[Extracted records]
• • • •
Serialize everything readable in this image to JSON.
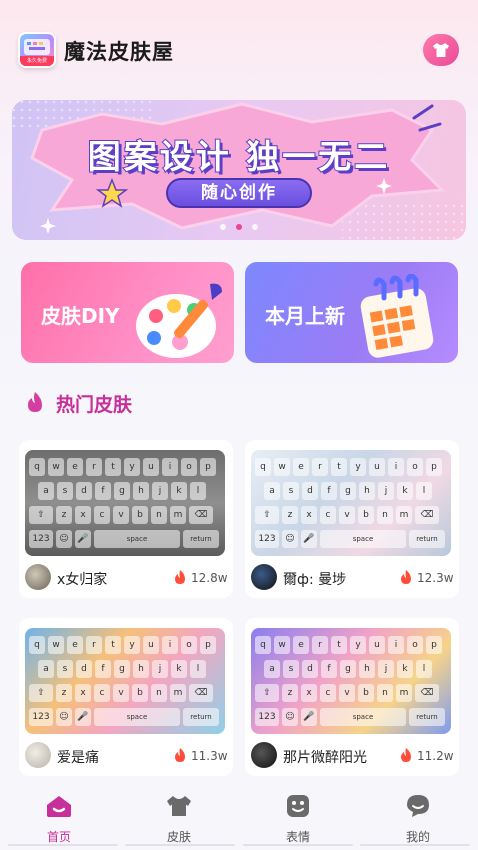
{
  "header": {
    "title": "魔法皮肤屋",
    "logo_caption": "永久免费"
  },
  "banner": {
    "title": "图案设计 独一无二",
    "pill": "随心创作",
    "pages": 3,
    "active_page": 2
  },
  "promos": [
    {
      "label": "皮肤DIY"
    },
    {
      "label": "本月上新"
    }
  ],
  "section": {
    "title": "热门皮肤"
  },
  "keyboard": {
    "row1": [
      "q",
      "w",
      "e",
      "r",
      "t",
      "y",
      "u",
      "i",
      "o",
      "p"
    ],
    "row2": [
      "a",
      "s",
      "d",
      "f",
      "g",
      "h",
      "j",
      "k",
      "l"
    ],
    "row3": [
      "z",
      "x",
      "c",
      "v",
      "b",
      "n",
      "m"
    ],
    "num": "123",
    "space": "space",
    "return": "return"
  },
  "skins": [
    {
      "author": "x女归家",
      "count": "12.8w"
    },
    {
      "author": "爾ф:  曼埗",
      "count": "12.3w"
    },
    {
      "author": "爱是痛",
      "count": "11.3w"
    },
    {
      "author": "那片微醉阳光",
      "count": "11.2w"
    }
  ],
  "tabs": [
    {
      "label": "首页",
      "icon": "home-icon",
      "active": true
    },
    {
      "label": "皮肤",
      "icon": "shirt-icon",
      "active": false
    },
    {
      "label": "表情",
      "icon": "emoji-icon",
      "active": false
    },
    {
      "label": "我的",
      "icon": "profile-icon",
      "active": false
    }
  ],
  "colors": {
    "accent": "#c72f9a",
    "flame": "#ff4d3a"
  }
}
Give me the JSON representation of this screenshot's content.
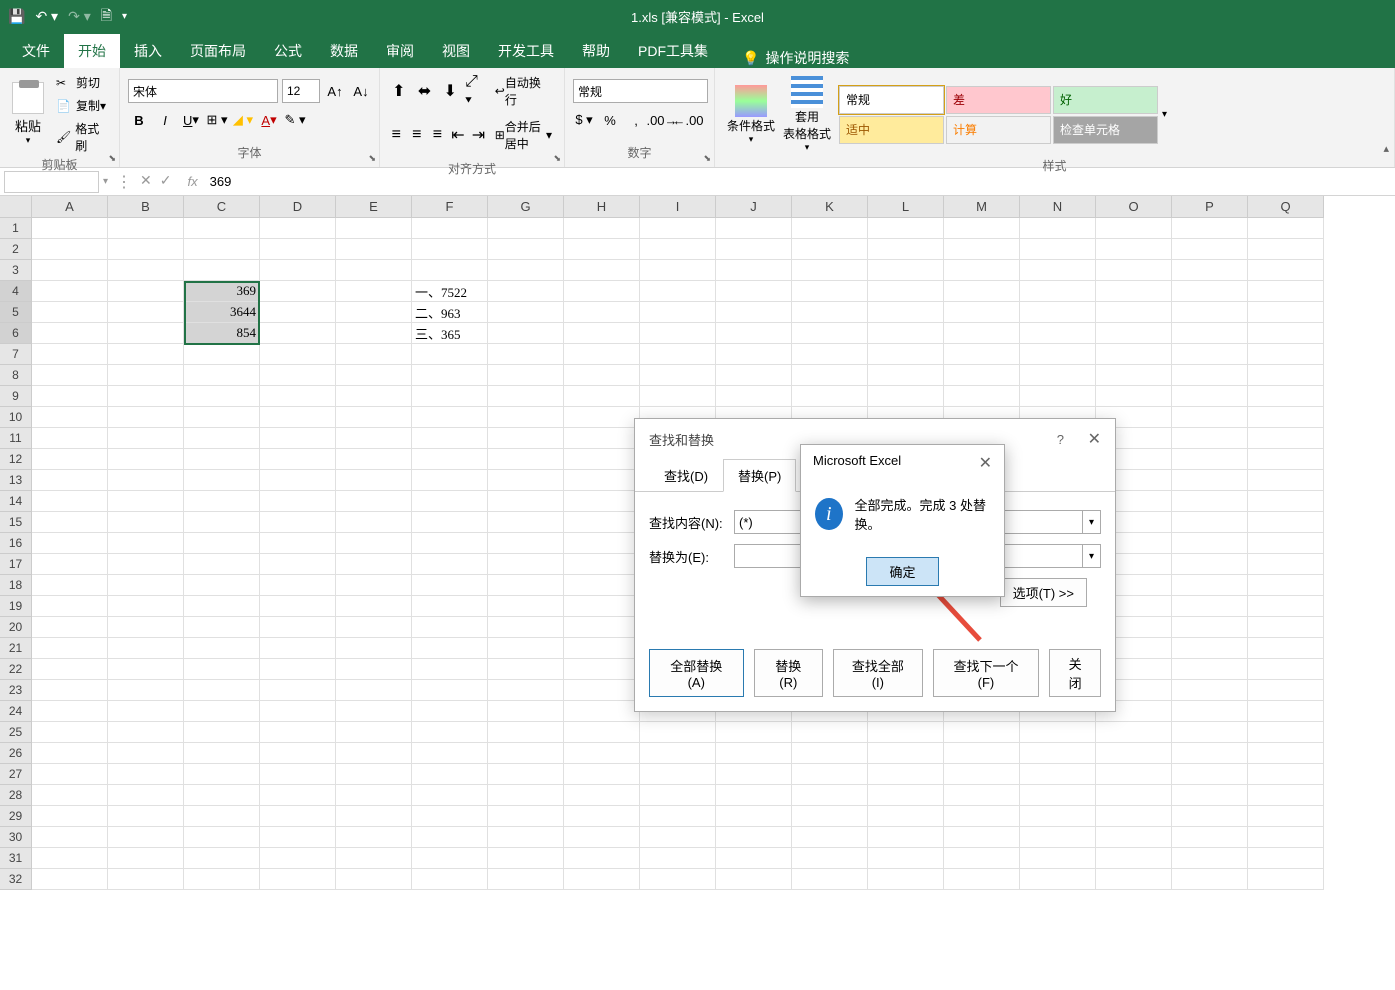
{
  "title": "1.xls  [兼容模式]  -  Excel",
  "qat": {
    "save": "💾",
    "undo": "↶",
    "redo": "↷",
    "preview": "🗎"
  },
  "tabs": [
    "文件",
    "开始",
    "插入",
    "页面布局",
    "公式",
    "数据",
    "审阅",
    "视图",
    "开发工具",
    "帮助",
    "PDF工具集"
  ],
  "tell_me": "操作说明搜索",
  "ribbon": {
    "clipboard": {
      "paste": "粘贴",
      "cut": "剪切",
      "copy": "复制",
      "format_painter": "格式刷",
      "label": "剪贴板"
    },
    "font": {
      "name": "宋体",
      "size": "12",
      "label": "字体"
    },
    "align": {
      "wrap": "自动换行",
      "merge": "合并后居中",
      "label": "对齐方式"
    },
    "number": {
      "format": "常规",
      "label": "数字"
    },
    "styles": {
      "cond": "条件格式",
      "table": "套用\n表格格式",
      "label": "样式",
      "cells": [
        {
          "text": "常规",
          "bg": "#ffffff",
          "fg": "#000"
        },
        {
          "text": "差",
          "bg": "#ffc7ce",
          "fg": "#9c0006"
        },
        {
          "text": "好",
          "bg": "#c6efce",
          "fg": "#006100"
        },
        {
          "text": "适中",
          "bg": "#ffeb9c",
          "fg": "#9c5700"
        },
        {
          "text": "计算",
          "bg": "#f2f2f2",
          "fg": "#fa7d00"
        },
        {
          "text": "检查单元格",
          "bg": "#a5a5a5",
          "fg": "#fff"
        }
      ]
    }
  },
  "formula_bar": {
    "name_box": "",
    "value": "369"
  },
  "columns": [
    "A",
    "B",
    "C",
    "D",
    "E",
    "F",
    "G",
    "H",
    "I",
    "J",
    "K",
    "L",
    "M",
    "N",
    "O",
    "P",
    "Q"
  ],
  "rows": 32,
  "cell_data": {
    "C4": "369",
    "C5": "3644",
    "C6": "854",
    "F4": "一、7522",
    "F5": "二、963",
    "F6": "三、365"
  },
  "selected_range": {
    "startRow": 4,
    "endRow": 6,
    "col": "C"
  },
  "find_replace": {
    "title": "查找和替换",
    "tab_find": "查找(D)",
    "tab_replace": "替换(P)",
    "find_label": "查找内容(N):",
    "find_value": "(*)",
    "replace_label": "替换为(E):",
    "replace_value": "",
    "options": "选项(T) >>",
    "btn_replace_all": "全部替换(A)",
    "btn_replace": "替换(R)",
    "btn_find_all": "查找全部(I)",
    "btn_find_next": "查找下一个(F)",
    "btn_close": "关闭"
  },
  "msgbox": {
    "title": "Microsoft Excel",
    "text": "全部完成。完成 3 处替换。",
    "ok": "确定"
  }
}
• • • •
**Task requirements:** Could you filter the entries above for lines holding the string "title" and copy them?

**Written response:**
    "title": "魔法皮肤屋",
    "title": "图案设计 独一无二",
    "title": "热门皮肤"
  "title": "1.xls  [兼容模式]  -  Excel",
    "title": "查找和替换",
    "title": "Microsoft Excel",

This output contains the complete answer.